[Work order]
In the answer, every entry must appear exactly as given.

(Exercise data begins)

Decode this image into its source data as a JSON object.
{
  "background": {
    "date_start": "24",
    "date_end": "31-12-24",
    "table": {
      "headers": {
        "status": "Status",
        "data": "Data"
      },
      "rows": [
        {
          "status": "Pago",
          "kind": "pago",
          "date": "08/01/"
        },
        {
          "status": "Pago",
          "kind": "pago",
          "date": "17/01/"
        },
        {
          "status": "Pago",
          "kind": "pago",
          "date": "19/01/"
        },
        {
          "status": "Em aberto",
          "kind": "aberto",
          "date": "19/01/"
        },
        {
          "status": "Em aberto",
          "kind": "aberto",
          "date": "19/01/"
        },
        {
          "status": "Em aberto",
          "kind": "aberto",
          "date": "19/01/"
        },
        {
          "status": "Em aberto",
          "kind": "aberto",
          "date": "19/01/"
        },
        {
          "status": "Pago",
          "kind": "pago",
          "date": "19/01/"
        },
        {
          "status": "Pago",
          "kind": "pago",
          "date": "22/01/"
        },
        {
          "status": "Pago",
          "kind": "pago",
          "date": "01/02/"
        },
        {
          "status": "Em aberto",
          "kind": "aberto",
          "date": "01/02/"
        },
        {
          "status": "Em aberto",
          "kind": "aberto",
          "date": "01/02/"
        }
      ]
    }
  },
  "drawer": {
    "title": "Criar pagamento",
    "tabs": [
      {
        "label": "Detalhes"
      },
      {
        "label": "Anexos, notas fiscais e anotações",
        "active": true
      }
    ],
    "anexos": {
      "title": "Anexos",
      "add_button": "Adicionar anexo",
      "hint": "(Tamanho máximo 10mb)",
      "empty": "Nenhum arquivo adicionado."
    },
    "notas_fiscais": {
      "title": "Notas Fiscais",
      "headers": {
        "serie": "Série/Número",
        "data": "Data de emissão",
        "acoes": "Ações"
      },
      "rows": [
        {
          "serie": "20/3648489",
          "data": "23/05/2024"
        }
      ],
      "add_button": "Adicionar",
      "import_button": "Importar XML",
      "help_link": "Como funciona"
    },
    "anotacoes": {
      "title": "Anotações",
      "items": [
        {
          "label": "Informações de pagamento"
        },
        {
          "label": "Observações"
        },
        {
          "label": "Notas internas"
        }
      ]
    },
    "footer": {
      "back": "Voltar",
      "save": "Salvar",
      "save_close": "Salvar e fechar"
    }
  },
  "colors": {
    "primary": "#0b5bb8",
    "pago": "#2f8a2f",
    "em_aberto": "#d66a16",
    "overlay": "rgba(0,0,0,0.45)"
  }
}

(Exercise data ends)

[Response to the exercise]
Decode this image into its source data as a JSON object.
{
  "background": {
    "date_start": "24",
    "date_end": "31-12-24",
    "table": {
      "headers": {
        "status": "Status",
        "data": "Data"
      },
      "rows": [
        {
          "status": "Pago",
          "kind": "pago",
          "date": "08/01/"
        },
        {
          "status": "Pago",
          "kind": "pago",
          "date": "17/01/"
        },
        {
          "status": "Pago",
          "kind": "pago",
          "date": "19/01/"
        },
        {
          "status": "Em aberto",
          "kind": "aberto",
          "date": "19/01/"
        },
        {
          "status": "Em aberto",
          "kind": "aberto",
          "date": "19/01/"
        },
        {
          "status": "Em aberto",
          "kind": "aberto",
          "date": "19/01/"
        },
        {
          "status": "Em aberto",
          "kind": "aberto",
          "date": "19/01/"
        },
        {
          "status": "Pago",
          "kind": "pago",
          "date": "19/01/"
        },
        {
          "status": "Pago",
          "kind": "pago",
          "date": "22/01/"
        },
        {
          "status": "Pago",
          "kind": "pago",
          "date": "01/02/"
        },
        {
          "status": "Em aberto",
          "kind": "aberto",
          "date": "01/02/"
        },
        {
          "status": "Em aberto",
          "kind": "aberto",
          "date": "01/02/"
        }
      ]
    }
  },
  "drawer": {
    "title": "Criar pagamento",
    "tabs": [
      {
        "label": "Detalhes"
      },
      {
        "label": "Anexos, notas fiscais e anotações",
        "active": true
      }
    ],
    "anexos": {
      "title": "Anexos",
      "add_button": "Adicionar anexo",
      "hint": "(Tamanho máximo 10mb)",
      "empty": "Nenhum arquivo adicionado."
    },
    "notas_fiscais": {
      "title": "Notas Fiscais",
      "headers": {
        "serie": "Série/Número",
        "data": "Data de emissão",
        "acoes": "Ações"
      },
      "rows": [
        {
          "serie": "20/3648489",
          "data": "23/05/2024"
        }
      ],
      "add_button": "Adicionar",
      "import_button": "Importar XML",
      "help_link": "Como funciona"
    },
    "anotacoes": {
      "title": "Anotações",
      "items": [
        {
          "label": "Informações de pagamento"
        },
        {
          "label": "Observações"
        },
        {
          "label": "Notas internas"
        }
      ]
    },
    "footer": {
      "back": "Voltar",
      "save": "Salvar",
      "save_close": "Salvar e fechar"
    }
  },
  "colors": {
    "primary": "#0b5bb8",
    "pago": "#2f8a2f",
    "em_aberto": "#d66a16",
    "overlay": "rgba(0,0,0,0.45)"
  }
}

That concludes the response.